Java is not a language for beginners. I am convinced that most “beginner” Java books only work for people who already know how to code or who are prodigies.
I can teach you Java, even if you have never programmed before and even if you are not a genius. But I am going to have to cheat a bit.
What I will teach you is Java. But it is not all of Java. I have to leave parts out because you’re not ready for them. If you think you are ready for the more complex parts of Java, then 1) you’re wrong, and 2) buy a different book. There are a great many books on the market that will throw all the complexity Java has to offer, faster than you can handle it.
In particular, I have one huge omission: I am going to avoid the topic of Object-Oriented Programming (OOP). I’m pretty sure that uncomfortable beginners can’t learn how to code well and also learn object-oriented programming at the same time. I have almost never seen it work.
I am writing a follow-up book that will cover Object-Oriented Programming and some of the more complex parts of Java. But you should finish this book first. I have been teaching students to program for many, many years, and I have never had a student come visit me from college and say “I wish you had spent less time on the fundamentals.”
In the final chapter you’ll write a not-so-simple text-based adventure game with levels loaded from text files. You should also be able to write a text-based card game like Hearts or Spades.
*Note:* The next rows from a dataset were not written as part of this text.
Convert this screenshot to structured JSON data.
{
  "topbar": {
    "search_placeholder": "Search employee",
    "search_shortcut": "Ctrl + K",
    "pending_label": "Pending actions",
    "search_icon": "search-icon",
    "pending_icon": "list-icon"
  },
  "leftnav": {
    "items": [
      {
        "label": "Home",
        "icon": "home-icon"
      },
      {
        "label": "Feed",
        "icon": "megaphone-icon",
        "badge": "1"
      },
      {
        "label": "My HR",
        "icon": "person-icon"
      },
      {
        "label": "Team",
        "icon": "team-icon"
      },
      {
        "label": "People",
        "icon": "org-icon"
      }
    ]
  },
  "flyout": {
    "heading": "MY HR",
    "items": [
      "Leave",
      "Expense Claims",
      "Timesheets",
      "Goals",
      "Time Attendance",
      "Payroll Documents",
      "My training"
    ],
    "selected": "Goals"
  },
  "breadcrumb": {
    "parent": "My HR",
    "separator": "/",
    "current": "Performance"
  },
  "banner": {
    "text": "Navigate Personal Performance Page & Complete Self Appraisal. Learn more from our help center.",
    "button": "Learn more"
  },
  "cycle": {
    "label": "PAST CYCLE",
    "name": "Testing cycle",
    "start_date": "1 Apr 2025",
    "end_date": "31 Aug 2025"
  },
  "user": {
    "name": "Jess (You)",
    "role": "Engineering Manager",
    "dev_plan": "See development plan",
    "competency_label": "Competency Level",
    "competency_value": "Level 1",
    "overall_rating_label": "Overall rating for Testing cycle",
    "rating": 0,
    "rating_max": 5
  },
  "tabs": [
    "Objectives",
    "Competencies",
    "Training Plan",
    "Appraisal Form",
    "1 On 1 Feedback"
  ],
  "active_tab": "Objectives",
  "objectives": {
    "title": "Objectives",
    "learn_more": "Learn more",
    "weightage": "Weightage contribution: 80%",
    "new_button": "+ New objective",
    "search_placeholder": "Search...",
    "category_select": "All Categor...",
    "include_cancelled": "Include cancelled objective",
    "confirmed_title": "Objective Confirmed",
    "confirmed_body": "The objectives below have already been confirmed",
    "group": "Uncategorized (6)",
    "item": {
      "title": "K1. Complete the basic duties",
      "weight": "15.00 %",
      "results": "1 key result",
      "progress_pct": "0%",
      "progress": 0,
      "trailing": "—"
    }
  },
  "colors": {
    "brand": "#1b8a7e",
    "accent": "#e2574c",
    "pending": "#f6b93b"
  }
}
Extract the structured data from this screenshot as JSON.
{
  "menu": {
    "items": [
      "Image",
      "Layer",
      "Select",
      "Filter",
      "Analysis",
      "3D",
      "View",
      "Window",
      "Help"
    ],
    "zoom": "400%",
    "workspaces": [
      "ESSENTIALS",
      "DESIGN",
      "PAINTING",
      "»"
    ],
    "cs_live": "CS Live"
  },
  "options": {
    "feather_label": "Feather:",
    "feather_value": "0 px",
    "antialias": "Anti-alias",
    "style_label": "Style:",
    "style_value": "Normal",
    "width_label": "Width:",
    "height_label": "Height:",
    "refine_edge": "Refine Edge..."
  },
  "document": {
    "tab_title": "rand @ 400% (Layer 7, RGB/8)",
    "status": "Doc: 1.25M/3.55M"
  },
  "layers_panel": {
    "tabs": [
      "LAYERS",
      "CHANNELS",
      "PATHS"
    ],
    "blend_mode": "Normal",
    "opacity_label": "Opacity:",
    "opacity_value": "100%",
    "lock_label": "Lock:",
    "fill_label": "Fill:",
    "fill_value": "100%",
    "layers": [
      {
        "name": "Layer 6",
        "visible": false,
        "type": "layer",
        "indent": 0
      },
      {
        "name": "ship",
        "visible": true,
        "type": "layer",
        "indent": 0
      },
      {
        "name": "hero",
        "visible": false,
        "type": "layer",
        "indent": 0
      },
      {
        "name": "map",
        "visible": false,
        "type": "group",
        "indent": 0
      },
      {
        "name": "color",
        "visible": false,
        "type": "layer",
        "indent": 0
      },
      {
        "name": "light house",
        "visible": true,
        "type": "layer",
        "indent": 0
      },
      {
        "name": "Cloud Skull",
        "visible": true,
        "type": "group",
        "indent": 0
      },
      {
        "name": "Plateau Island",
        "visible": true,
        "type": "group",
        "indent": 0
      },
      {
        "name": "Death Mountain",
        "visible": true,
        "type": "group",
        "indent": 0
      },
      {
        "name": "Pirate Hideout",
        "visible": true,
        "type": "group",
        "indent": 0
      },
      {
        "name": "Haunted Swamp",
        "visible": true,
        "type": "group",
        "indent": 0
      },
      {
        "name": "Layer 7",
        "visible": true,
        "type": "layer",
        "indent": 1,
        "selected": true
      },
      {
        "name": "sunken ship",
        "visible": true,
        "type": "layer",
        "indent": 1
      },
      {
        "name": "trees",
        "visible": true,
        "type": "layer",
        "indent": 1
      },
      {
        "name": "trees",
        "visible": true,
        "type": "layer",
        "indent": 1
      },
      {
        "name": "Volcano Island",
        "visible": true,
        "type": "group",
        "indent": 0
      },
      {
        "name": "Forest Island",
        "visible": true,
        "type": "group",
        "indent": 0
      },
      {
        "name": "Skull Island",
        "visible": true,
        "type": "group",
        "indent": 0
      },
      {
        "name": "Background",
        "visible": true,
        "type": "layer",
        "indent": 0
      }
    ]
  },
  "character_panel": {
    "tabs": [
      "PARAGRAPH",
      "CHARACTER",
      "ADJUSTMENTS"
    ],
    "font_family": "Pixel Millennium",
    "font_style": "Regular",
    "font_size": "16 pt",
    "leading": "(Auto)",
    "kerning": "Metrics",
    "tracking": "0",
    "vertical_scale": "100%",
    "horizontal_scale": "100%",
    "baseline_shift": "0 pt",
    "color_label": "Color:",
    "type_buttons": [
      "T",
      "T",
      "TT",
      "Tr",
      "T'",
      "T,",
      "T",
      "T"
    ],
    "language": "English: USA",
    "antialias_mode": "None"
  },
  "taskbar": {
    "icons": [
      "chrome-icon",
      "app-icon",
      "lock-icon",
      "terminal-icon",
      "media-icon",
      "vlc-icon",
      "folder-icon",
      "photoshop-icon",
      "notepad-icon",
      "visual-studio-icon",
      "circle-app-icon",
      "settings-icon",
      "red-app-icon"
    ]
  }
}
All the examples in this book will work in version 1.5 of Java or any newer version.
I will also not cover anything that was only recently added to Java. This book is for learning the basics of programming and nothing has changed about the basics of Java in many years.
I hope to write more books after this one. My second book will cover object-oriented programming in Java. My third book will cover making a simple Android app, assuming you have finished working through the first two books.
Although I have provided a zipfile containing the source code for all the exercises in the book, you should type them in.
For each exercise, type in the code. Yourself, by hand. How are you going to learn otherwise? None of my former students ever became great at programming by merely reading others’ code.
Work the Study Drills. Then watch the Study Drill videos (if you have them) to compare your solutions to mine. And by the end you will be able to code, at least a little.
Some chapters of this book are made available free to read online but you are not allowed to make copies for others without permission.
The materials provided for download may not be copied, scanned, or duplicated, or posted to a publicly accessible website, in whole or in part.
Educators who purchase this book and/or tutorial videos are given permission to utilize the curriculum solely for self-study or for one-to-one, face-to-face tutoring of a single student. Large-group teaching of this curriculum requires a site license.
Unless otherwise stated, all content is copyright 2013-2016 Graham Mitchell.
“Learn Java the Hard Way” is ©2013–2016 Graham Mitchell